The changes have been made to encourage more community projects and lower access costs for smaller renewable generators, while ensuring councils receive enough revenue to help fund local services. Further information is available below:
The Victorian government has committed $900,000 to establish three pilot Community Power Hubs in regional Victoria. They are funded for two years (concluding in June 2019) to operate in Bendigo (hosted by the Bendigo Sustainability Group), Ballarat (hosted by BREAZE Inc.) and the Latrobe Valley (hosted by the Gippsland Climate Change Network).
The community-owned and operated hubs are supporting Victorian communities to access the skills and expertise required to develop and deliver community-based renewable energy projects, characterised by local ownership, participation and benefit sharing.
The hubs will support the development of renewable energy projects by providing legal and technical expertise while helping build local skills and networks.
In 2015 local community group Newstead 2021, was awarded a $200,000 grant to help plan the transition of their town to 100 per cent renewable energy. Newstead, near Castlemaine in Central Victoria, has approximately 500 homes.
The funding helped Newstead 2021 develop a business case and commercial model for supplying the town's homes and businesses with 100 per cent renewable energy.
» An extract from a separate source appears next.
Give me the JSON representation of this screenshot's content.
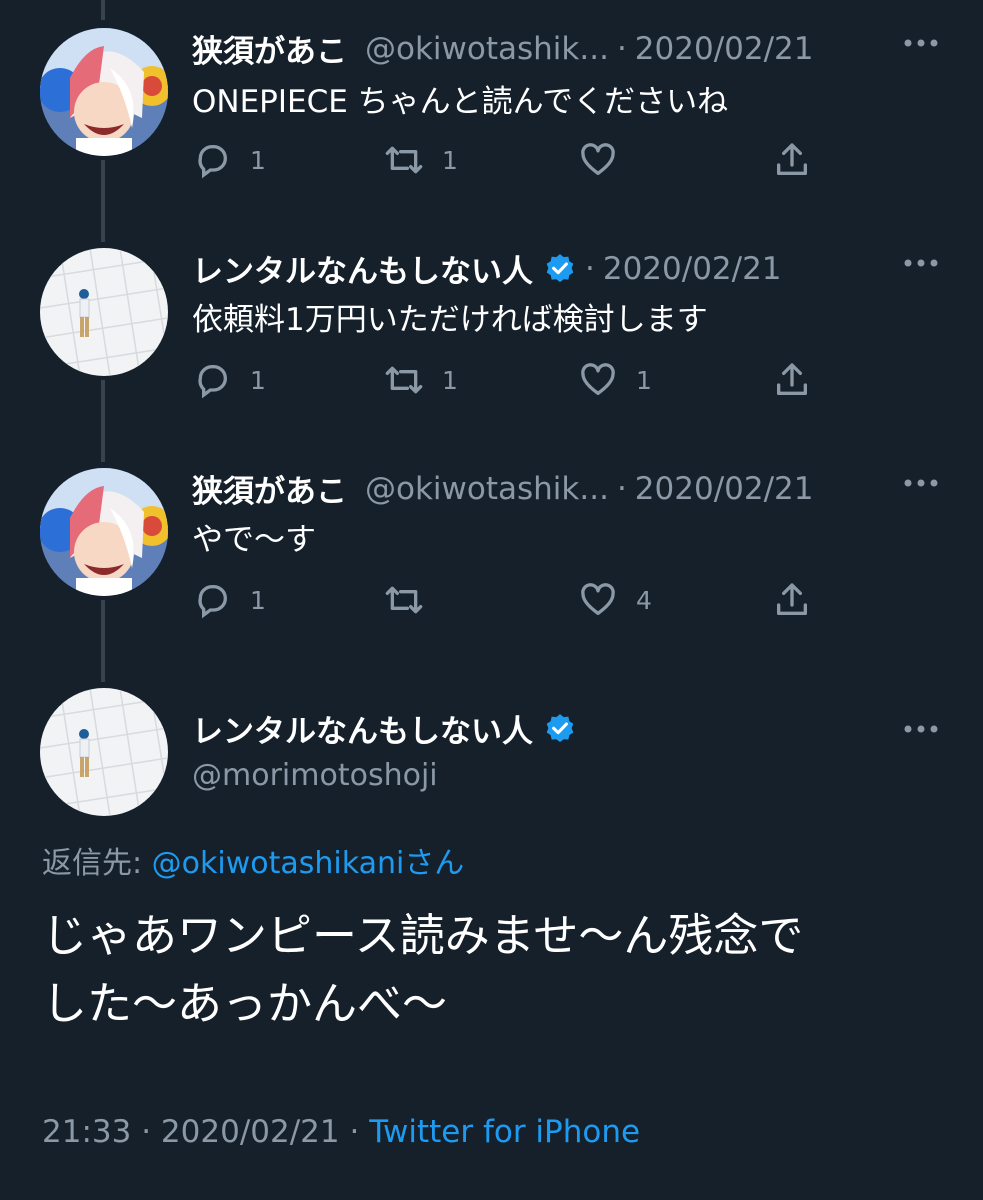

The model aims to incorporate community ownership and social equity and in balance with commercial viability.
In 2015, the government awarded a $100,000 grant to the Macedon Ranges Sustainability Group to build a 40 kW solar photovoltaic system at the Blackforest Timber Mill in Woodend. The commissioned system now supplies the mill's tenants with discounted solar power and a funding stream to support future renewable energy projects in the area.
Lessons learned from the delivery of these projects will be shared so that the full benefits of the funding are captured.
Community Renewables Solar Grants Initiative
The Community Renewables Solar Grants Initiative is a government grant program providing a clean energy future for Victoria’s lifesaving clubs.
New Energy Jobs Fund
The government also supports innovative community energy projects through the New Energy Jobs Fund (NEJF). This $20 million fund supports projects that create long-term jobs, increase the uptake of renewable energy generation, reduce greenhouse gas emissions and drive innovation in new energy technologies.
Funding has been available through three grant rounds with the final round closing in early 2018. Over 75 per cent of successful projects funded through the NEJF are community energy projects.
More information about the NEJF can be found on the NEJF webpage.
In June 2016, the Economic, Education, Jobs and Skills Committee opened a Parliamentary Inquiry into community energy projects. The committee investigated supporting the role of communities in the Victorian energy economy, the terms of reference for the inquiry can be found here.
The inquiry received submissions from 99 different individuals, groups and organisations including the Victorian Government. Hearings were held between October 2016 and May 2017, and the committee’s reportwas tabled on 19 September 2017. The government tabled its response in Parliament in March 2018.
Page last updated: 14/11/19